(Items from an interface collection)
+-------+

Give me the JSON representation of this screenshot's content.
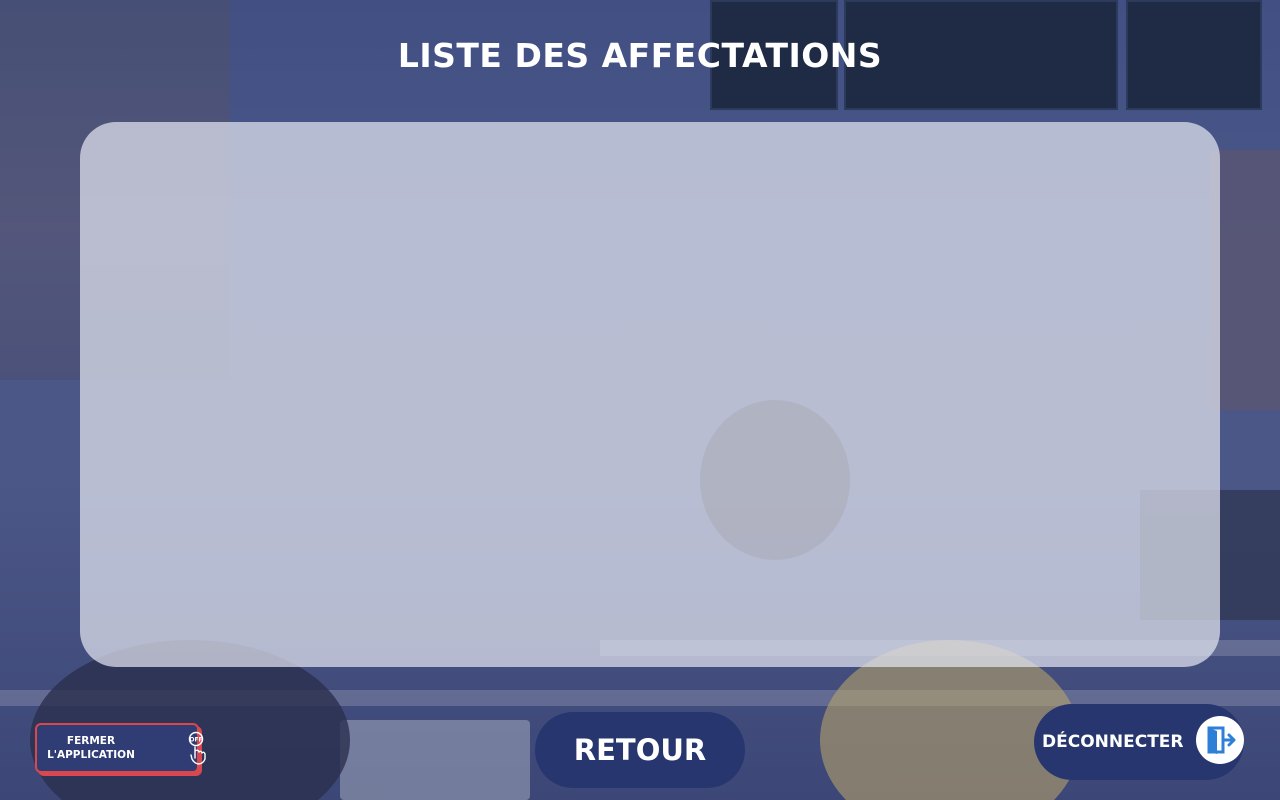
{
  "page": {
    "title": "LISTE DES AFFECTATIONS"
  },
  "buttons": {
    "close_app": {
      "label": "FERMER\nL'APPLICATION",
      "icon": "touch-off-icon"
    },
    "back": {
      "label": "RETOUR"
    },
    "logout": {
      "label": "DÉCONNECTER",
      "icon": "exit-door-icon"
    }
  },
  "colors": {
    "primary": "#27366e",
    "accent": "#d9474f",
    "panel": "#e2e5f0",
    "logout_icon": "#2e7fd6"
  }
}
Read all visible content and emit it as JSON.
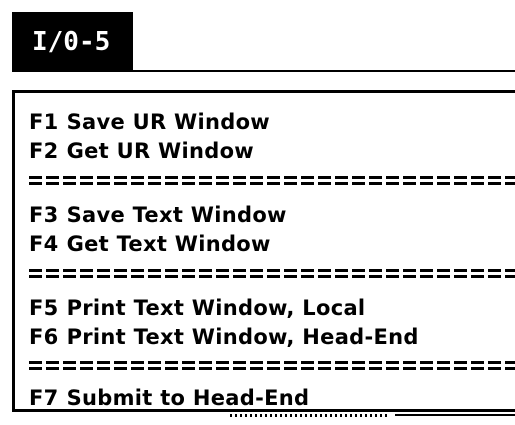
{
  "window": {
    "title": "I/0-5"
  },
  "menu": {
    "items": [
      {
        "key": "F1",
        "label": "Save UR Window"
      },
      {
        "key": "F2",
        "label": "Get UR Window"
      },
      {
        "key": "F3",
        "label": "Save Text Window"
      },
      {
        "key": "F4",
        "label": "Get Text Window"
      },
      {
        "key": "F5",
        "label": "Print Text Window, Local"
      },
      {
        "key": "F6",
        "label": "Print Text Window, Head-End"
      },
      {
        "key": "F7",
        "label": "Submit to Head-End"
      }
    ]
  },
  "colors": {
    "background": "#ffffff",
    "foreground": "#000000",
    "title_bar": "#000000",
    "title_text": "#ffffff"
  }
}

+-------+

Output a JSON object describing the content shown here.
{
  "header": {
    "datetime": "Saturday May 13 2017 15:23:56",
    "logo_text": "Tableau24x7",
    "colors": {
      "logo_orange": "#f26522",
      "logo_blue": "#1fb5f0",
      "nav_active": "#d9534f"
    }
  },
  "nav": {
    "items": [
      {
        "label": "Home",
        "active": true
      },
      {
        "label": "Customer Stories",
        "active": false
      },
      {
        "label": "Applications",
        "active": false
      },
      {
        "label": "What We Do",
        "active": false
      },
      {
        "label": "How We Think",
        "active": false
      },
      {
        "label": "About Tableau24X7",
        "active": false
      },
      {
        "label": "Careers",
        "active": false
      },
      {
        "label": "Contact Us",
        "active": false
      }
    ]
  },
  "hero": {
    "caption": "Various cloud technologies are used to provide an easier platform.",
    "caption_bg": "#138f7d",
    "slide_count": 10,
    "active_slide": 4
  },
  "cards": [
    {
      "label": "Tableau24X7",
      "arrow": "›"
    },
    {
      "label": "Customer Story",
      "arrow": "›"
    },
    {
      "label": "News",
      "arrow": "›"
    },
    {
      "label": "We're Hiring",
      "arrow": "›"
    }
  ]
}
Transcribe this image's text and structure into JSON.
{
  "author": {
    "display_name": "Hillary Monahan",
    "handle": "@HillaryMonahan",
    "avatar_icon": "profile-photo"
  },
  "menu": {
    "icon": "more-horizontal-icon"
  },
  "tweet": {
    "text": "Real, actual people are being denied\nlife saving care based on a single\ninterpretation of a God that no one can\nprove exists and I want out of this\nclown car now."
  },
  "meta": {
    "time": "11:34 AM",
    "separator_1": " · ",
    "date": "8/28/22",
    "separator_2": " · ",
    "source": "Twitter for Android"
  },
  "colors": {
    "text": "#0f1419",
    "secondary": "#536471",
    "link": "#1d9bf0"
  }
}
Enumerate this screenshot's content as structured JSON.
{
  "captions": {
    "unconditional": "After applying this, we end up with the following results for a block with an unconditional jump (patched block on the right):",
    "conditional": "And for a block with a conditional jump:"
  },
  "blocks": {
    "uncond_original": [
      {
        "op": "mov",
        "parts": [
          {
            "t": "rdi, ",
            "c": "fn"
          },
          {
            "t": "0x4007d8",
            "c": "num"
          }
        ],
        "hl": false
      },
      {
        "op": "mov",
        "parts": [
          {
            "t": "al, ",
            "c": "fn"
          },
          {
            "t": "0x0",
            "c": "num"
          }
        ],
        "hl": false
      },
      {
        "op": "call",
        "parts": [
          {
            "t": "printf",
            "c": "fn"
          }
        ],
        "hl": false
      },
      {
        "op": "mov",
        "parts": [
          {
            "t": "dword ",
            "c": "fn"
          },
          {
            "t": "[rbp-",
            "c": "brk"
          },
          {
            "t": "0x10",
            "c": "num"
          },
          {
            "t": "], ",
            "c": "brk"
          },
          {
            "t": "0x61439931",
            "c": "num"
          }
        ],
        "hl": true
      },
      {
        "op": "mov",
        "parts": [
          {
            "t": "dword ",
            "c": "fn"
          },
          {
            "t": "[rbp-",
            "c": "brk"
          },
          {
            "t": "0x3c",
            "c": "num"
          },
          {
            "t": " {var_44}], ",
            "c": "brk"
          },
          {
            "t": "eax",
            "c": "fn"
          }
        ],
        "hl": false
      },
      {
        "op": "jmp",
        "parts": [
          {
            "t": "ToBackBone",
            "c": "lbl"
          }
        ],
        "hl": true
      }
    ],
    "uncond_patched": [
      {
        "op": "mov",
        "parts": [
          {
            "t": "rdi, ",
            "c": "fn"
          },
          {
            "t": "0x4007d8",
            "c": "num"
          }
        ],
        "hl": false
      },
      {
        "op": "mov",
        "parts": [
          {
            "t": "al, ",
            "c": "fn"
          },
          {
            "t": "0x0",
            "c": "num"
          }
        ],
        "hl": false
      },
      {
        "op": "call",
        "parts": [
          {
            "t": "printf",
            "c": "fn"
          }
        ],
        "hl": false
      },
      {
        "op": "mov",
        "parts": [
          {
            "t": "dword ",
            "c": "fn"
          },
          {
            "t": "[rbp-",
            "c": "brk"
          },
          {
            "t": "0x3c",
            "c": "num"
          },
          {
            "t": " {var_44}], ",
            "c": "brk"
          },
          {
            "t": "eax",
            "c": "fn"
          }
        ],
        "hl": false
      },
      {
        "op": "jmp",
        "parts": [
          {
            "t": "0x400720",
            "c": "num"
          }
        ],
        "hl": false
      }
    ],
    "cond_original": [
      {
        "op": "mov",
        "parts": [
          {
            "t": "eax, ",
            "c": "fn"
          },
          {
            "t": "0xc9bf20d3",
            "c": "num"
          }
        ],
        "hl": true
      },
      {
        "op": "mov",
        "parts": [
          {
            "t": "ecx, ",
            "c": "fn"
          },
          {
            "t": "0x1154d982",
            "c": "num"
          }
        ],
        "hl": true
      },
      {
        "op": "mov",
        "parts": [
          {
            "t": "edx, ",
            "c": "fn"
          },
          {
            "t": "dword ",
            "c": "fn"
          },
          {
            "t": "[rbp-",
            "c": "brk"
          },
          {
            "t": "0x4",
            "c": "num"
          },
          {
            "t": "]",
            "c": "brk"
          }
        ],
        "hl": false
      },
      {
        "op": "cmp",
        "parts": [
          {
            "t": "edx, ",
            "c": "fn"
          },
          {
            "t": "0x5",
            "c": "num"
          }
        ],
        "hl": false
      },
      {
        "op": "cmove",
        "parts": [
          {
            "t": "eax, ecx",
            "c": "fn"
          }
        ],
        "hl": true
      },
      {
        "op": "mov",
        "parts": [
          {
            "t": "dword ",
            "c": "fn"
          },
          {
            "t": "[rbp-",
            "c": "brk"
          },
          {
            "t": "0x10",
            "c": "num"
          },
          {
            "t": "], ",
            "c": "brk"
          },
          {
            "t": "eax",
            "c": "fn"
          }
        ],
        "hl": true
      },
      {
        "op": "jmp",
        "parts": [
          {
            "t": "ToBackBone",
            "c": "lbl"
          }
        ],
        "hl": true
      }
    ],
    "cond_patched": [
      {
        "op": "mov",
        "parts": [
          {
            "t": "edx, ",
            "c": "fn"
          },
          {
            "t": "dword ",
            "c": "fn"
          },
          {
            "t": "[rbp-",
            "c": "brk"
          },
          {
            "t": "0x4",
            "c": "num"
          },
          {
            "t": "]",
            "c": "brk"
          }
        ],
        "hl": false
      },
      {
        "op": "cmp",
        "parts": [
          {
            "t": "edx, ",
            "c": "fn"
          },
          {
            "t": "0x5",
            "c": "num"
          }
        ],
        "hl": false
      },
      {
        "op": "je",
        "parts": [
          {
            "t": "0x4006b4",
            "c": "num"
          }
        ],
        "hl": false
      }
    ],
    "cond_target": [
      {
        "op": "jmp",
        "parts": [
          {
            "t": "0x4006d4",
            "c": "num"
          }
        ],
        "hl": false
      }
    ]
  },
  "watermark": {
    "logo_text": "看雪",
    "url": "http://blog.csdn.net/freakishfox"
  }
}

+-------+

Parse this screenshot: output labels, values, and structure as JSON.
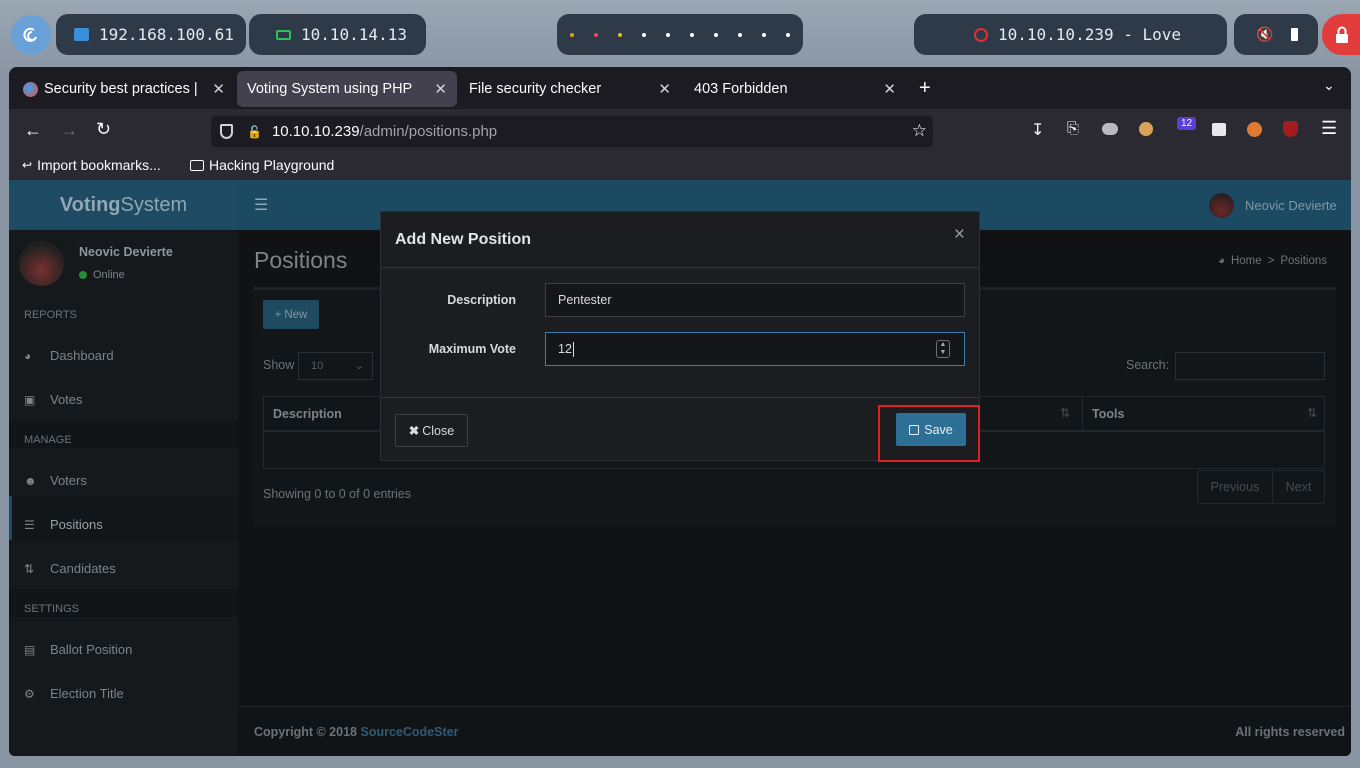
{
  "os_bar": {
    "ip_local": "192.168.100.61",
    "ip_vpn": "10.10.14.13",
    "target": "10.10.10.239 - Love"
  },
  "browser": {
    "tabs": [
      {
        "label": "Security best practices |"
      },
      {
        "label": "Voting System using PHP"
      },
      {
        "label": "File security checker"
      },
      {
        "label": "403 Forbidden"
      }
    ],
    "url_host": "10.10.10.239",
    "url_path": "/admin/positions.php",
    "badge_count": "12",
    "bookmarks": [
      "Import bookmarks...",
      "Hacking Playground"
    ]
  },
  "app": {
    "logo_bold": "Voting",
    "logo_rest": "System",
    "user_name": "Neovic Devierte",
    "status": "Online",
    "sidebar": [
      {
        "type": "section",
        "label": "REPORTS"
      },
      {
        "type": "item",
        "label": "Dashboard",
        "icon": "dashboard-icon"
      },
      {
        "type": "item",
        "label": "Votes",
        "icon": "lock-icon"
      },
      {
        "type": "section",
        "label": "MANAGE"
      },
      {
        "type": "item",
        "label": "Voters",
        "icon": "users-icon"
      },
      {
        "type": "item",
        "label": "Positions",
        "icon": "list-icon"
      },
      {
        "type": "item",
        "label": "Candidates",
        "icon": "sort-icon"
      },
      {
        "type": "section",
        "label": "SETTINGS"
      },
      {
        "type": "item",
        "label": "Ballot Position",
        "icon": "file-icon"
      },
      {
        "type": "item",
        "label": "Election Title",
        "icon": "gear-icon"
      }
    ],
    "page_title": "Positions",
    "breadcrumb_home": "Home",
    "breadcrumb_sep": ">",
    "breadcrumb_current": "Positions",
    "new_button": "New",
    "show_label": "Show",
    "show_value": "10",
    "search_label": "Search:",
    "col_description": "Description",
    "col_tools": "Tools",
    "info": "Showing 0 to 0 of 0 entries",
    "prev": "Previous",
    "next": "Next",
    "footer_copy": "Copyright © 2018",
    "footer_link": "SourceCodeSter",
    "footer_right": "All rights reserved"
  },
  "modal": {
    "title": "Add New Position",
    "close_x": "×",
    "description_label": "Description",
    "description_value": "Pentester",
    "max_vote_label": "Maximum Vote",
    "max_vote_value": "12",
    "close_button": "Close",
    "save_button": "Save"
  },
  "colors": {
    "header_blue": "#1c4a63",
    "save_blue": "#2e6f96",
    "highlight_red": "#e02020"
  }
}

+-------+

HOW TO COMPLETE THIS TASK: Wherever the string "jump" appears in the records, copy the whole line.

PROBLEM SOLUTION:
    "unconditional": "After applying this, we end up with the following results for a block with an unconditional jump (patched block on the right):",
    "conditional": "And for a block with a conditional jump:"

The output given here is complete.